For those of you who may wind up having to get rid of a library full of books in the future, I’ll note that we earned far more from the tax benefits of the small donation than we earned from the few hundred books we sold in auction, and far more in the auctioned books than we did from the large bookstore purchase. I’d also say, pricing them based on online retail prices at the time, we earned a larger percentage of value in the same order — almost 100% of the value from the donations, about 75% of the value from the auction, and maybe 0.3% from the bulk sale to the bookstore. If I’d had a few more months to dispose of the collection, I probably could have done much, much better.
As far as the life-threatening dental condition is concerned, that may sound like a joke, but it wasn’t exaggerated at all. While suffering from the flu one day, I suffered a dizzy spell and collapsed to the tile floor in my bathroom. I don’t really remember how it happened, exactly, but I bashed my jaw in the process and broke several teeth. Before I could see a dentist to get any work done, my entire lower jaw (and most of the upper jaw) became infected. Treatment (which involved three bridges, caps on all my teeth, six tooth extractions — three of which were wisdom teeth — and two dozen root canals) left me ill for most of a year (did I mention that novocaine — or whatever painkiller the dentist favored — left me ill for days afterwards?). The dentist told me that the reason my teeth were so vulnerable was a congenital (inherited) defect in the enamel of my teeth — a flaw my father and grandfather both were known to suffer from (and one which may have contributed to their deaths, if the link between poor dental health and heart disease is accurate).
It should be noted that, according to many surveys (including such authorities as the Author’s Guild), the average author earns far less annually than a full-time minimum wage job. These surveys aren’t exactly trustworthy, however. Either they focus primarily on part-time writers who may traditionally publish only one book every other year, or they are self-selecting by people in only one segment of the market (such as “High Literature” or “Poetry”), or they include ALL authors (including those who don’t actually publish anything), or they are self-selecting among a community that is atypical, or — as with the Authors Guild survey, they are all-of-the-above.

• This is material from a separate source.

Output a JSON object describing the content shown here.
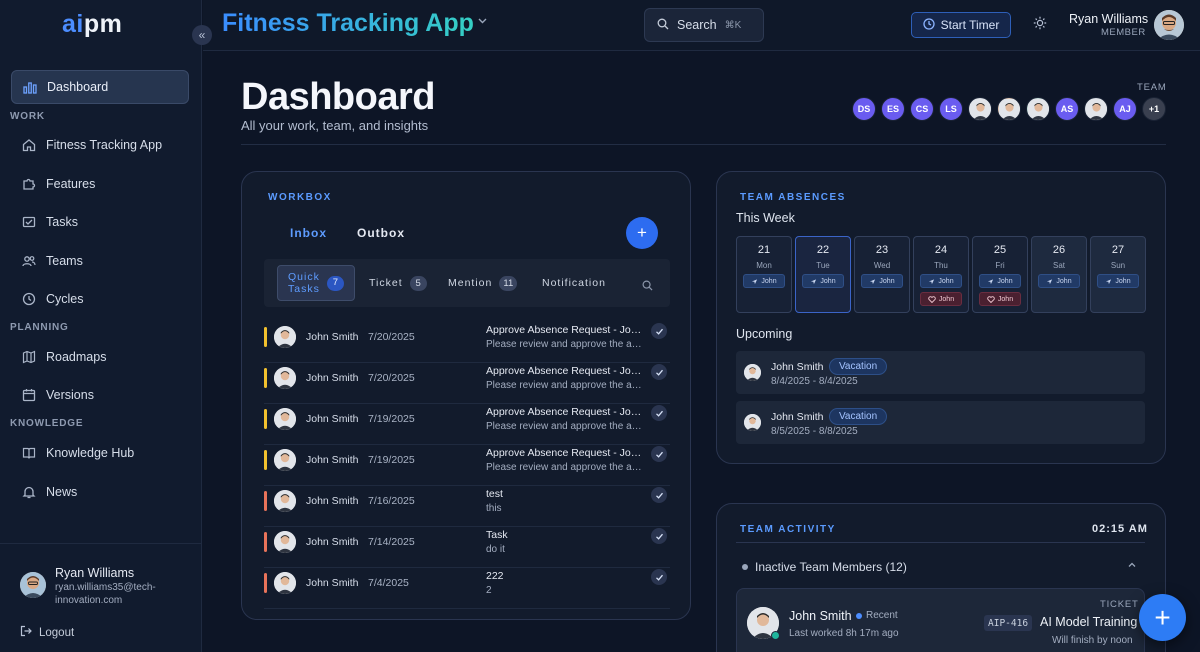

While I had been scribbling stories and the like for years — mostly fanfiction — it was only after recovering from my “life-threatening dental condition” that I started seriously pursuing a career as an author. And while it took quite a while after that before my first book was launched, I don’t regret my decision one bit. The only thing I do regret was not moving to self-publishing sooner; I spent far too many years in slush piles waiting for answers that never came. As a consequence of waiting so long to get published, I wound up starting too many series; rather than work on sequels to the books under submission, I decided I would start something new. I wrote quite a few things, not all of which is publishable.
What I did, eventually, decide was worth keeping were the first books of three series: In Treachery Forged (Book I of The Law of Swords; Book 2 will be out soonish), The Kitsune Stratagem (published but, due to sales, I’ll probably hold off on the sequels for a bit), and The Merrimack Event (Book I of the Shieldclads series; sales figures will determine how quickly I get around to sequels). I know a lot of authors who would say three series were too many to juggle at once.
This is just a draft; I may include some things more or cut some things out. Let me know what you think, because there’s still plenty of time to change things.